== Task goal ==
Your answer should hold the data exactly as given, minus any picture.

------------------------------------------------

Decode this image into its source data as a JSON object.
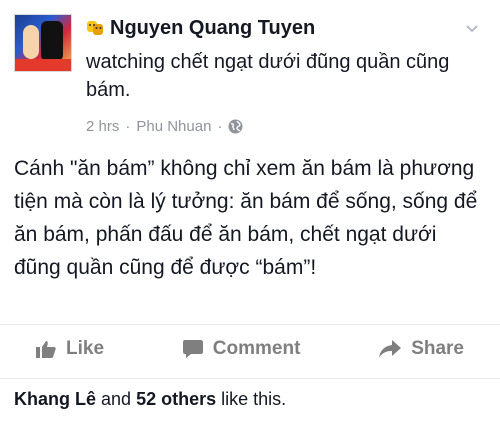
{
  "author": {
    "name": "Nguyen Quang Tuyen"
  },
  "activity": {
    "text": "watching chết ngạt dưới đũng quần cũng bám."
  },
  "meta": {
    "time": "2 hrs",
    "separator": "·",
    "location": "Phu Nhuan",
    "separator2": "·"
  },
  "post": {
    "text": "Cánh \"ăn bám” không chỉ xem ăn bám là phương tiện mà còn là lý tưởng: ăn bám để sống, sống để ăn bám, phấn đấu để ăn bám, chết ngạt dưới đũng quần cũng để được “bám”!"
  },
  "actions": {
    "like": "Like",
    "comment": "Comment",
    "share": "Share"
  },
  "likes": {
    "name": "Khang Lê",
    "and": "and",
    "count": "52 others",
    "suffix": "like this."
  },
  "icons": {
    "avatar": "profile-photo",
    "activity": "theater-masks-icon",
    "menu": "chevron-down-icon",
    "privacy": "globe-icon",
    "like": "thumbs-up-icon",
    "comment": "comment-bubble-icon",
    "share": "share-arrow-icon"
  },
  "colors": {
    "text": "#141823",
    "muted": "#90949c",
    "action": "#7f7f7f",
    "divider": "#e9ebee"
  }
}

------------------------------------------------

== Written answer ==
Decode this image into its source data as a JSON object.
{
  "author": {
    "name": "Nguyen Quang Tuyen"
  },
  "activity": {
    "text": "watching chết ngạt dưới đũng quần cũng bám."
  },
  "meta": {
    "time": "2 hrs",
    "separator": "·",
    "location": "Phu Nhuan",
    "separator2": "·"
  },
  "post": {
    "text": "Cánh \"ăn bám” không chỉ xem ăn bám là phương tiện mà còn là lý tưởng: ăn bám để sống, sống để ăn bám, phấn đấu để ăn bám, chết ngạt dưới đũng quần cũng để được “bám”!"
  },
  "actions": {
    "like": "Like",
    "comment": "Comment",
    "share": "Share"
  },
  "likes": {
    "name": "Khang Lê",
    "and": "and",
    "count": "52 others",
    "suffix": "like this."
  },
  "icons": {
    "avatar": "profile-photo",
    "activity": "theater-masks-icon",
    "menu": "chevron-down-icon",
    "privacy": "globe-icon",
    "like": "thumbs-up-icon",
    "comment": "comment-bubble-icon",
    "share": "share-arrow-icon"
  },
  "colors": {
    "text": "#141823",
    "muted": "#90949c",
    "action": "#7f7f7f",
    "divider": "#e9ebee"
  }
}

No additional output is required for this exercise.